Cable television execs aren't in the experience business - but they should be

Advertising Age has an article which surveys some Cable TV execs on their perspective on going in the direction of Hulu: a site which has done fantastically well selling ads along with high-quality online video. The article's title asks, Will Cable Networks Get Their Own Video Site Like Hulu?.

The speculation is that they are not interested, for fear of cannibalizing their exisitng revenue streams. Scary. The article quotes David Zaslav, CEO of Discovery Communications:

We don't want to train [viewers] to watch our best shows on [free online] platforms. Most of our research shows if we move our content mostly in clips, we can create an environment where we can mostly satisfy our viewers with consumer content on other platforms but do it in a way that doesn't take away from our core business.

Train them? Why is the broadcast business about keeping viewers in a cage that protects the content producer? While you build the cage, you force your most motivated fans to seek it elsewhere. Hulu's greatest long-term asset will be eliminating the need for those fans to do that.

The reality is that the model of watching TV that provides that "core business" for the MSOs is just broken.

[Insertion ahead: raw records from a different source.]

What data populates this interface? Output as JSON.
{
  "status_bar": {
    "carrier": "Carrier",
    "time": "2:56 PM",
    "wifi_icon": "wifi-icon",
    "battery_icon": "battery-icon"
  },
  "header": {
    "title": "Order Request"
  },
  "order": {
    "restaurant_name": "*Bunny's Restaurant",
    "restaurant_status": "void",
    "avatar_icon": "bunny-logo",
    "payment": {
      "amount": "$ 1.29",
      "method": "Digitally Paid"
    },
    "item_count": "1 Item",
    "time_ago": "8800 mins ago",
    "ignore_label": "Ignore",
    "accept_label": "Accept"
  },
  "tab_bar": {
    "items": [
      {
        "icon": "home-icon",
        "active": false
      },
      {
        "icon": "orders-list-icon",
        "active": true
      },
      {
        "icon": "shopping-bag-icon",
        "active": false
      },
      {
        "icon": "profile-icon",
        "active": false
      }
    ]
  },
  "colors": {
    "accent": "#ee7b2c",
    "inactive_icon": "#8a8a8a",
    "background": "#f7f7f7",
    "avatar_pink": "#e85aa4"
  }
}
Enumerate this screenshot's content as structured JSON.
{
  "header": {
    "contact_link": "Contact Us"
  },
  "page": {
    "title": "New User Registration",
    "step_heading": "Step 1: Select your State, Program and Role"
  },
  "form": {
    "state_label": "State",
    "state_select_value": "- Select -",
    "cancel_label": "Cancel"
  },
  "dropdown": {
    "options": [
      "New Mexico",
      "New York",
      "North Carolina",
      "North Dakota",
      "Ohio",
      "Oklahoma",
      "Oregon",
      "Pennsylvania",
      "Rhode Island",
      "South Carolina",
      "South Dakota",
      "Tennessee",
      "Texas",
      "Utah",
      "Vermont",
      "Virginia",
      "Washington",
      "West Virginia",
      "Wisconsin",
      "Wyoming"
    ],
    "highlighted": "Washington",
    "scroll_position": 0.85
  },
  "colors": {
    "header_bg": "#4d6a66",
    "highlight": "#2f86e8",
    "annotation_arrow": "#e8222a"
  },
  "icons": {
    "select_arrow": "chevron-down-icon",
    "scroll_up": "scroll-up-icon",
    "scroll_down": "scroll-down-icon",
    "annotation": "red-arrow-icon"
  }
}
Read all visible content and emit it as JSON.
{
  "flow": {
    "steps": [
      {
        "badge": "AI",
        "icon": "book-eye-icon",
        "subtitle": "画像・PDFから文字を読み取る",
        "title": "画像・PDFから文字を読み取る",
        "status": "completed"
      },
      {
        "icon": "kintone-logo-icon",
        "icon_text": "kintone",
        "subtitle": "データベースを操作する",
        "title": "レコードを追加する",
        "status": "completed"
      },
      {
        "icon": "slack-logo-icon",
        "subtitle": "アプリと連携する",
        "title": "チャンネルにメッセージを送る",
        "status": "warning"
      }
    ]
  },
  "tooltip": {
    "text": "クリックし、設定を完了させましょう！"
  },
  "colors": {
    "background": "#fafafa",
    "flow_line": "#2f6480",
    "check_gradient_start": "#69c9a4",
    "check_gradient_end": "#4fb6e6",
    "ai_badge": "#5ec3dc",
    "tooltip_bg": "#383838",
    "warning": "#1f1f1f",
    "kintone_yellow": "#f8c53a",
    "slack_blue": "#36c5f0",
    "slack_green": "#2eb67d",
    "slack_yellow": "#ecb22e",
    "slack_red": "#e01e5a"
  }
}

Buying CDs clealry broke in the late 90s, and the death spiral of the record industry is proof of that. Hulu approaches things from the user perspective, with the goal of creating an experience that people want. The MSOs create an experience that makes them money, and they know that whatever maze they put between the user and their content, some people will navigate it.

It's just antitheical to the MSO or the cable networks, really, to approach the deployment of services as something to undertake from the user's perspective.